Eyring, V., S. Bony, G.A. Meehl, C. Senior, B. Stevens, R.J. Stouffer and K.E. Taylor, 2016: Overview of the Coupled Model Intercomparison Project Phase 6 (CMIP6) experimental design and organizationGeoscientific Model Development9(5), 1937-1958.

Maurer, E.P., and H.G. Hidalgo, 2008: Utility of daily vs. monthly large-scale climate data: an intercomparison of two statistical downscaling methods. Hydrology and Earth System Sciences, 12, 2, 551-563. doi:10.5194/hess-12-551-2008.

Maurer, E., H. Hidalgo, T. Das, M. Dettinger, and D. Cayan, 2010: The utility of daily large-scale climate data in the assessment of climate change impacts on daily streamflow in California. Hydrology and Earth System Sciences, 14, 6, 1125–1138, doi:10.5194/hess-14-1125-2010.

McKenney, D.W., M.F. Hutchinson, P. Papadopol, K. Lawrence, J. Pedlar, K. Campbell, E. Milewska, R. Hopkinson, D. Price, and T. Owen, 2011: Customized spatial climate models for North America. Bulletin of the American Meteorological Society, 92, 12, 1611-1622. doi:10.1175/2011BAMS3132.1.

Riahi, K. et al. 2017:  The Shared Socioeconomic Pathways and their energy, land use, and greenhouse gas emissions implications: An overviewGlobal Environmental Change42, 153-168, doi:10.1016/j.gloenvcha.2016.05.009.

Sobie, S.R., and T.Q. Murdock, 2017: High-Resolution Statistical Downscaling in Southwestern British Columbia.

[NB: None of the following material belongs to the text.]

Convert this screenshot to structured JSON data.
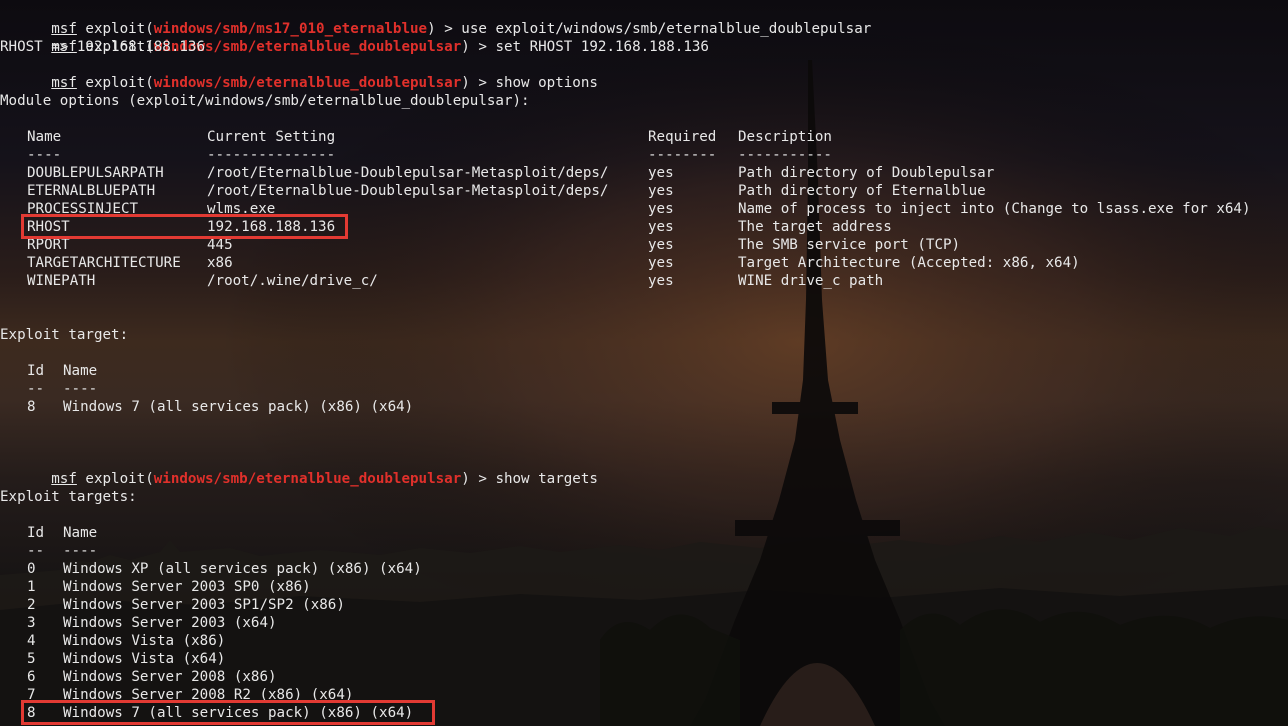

Journal of Applied Meteorology and Climatology, 56(6), 1625–1641, doi:10.1175/JAMC-D-16-0287.1.

Taylor, K.E., R.J. Stouffer, and G.A. Meehl, 2012: An Overview of CMIP5 and the Experiment Design. Bulletin of the American Meteorological Society, 93, 485–498. doi: 10.1175/BAMS-D-11-00094.1.

van Vuuren, D.P., et al., 2011: The Representative Concentration Pathways: An OverviewClimatic Change109 (1-2), 5-31, doi:10.1007/s10584-011-0148-z.

Werner, A.T., 2011: BCSD downscaled transient climate projections for eight select GCMs over British Columbia, Canada. Pacific Climate Impacts Consortium, University of Victoria, Victoria, BC, 63 pp.

Werner, A. T. and A. J. Cannon, A. J., 2016: Hydrologic extremes – an intercomparison of multiple gridded statistical downscaling methods, Hydrololgy and Earth System Sciences, 20, 1483-1508, doi:10.5194/hess-20-1483-2016.

Wood, A.W., L.R Leung, V. Sridhar, and D.P. Lettenmaier, 2004: Hydrologic implications of dynamical and statistical approaches to downscaling climate model outputs. Climatic Change, 62, 189–216, doi:10.1023/B:CLIM.0000013685.99609.9e.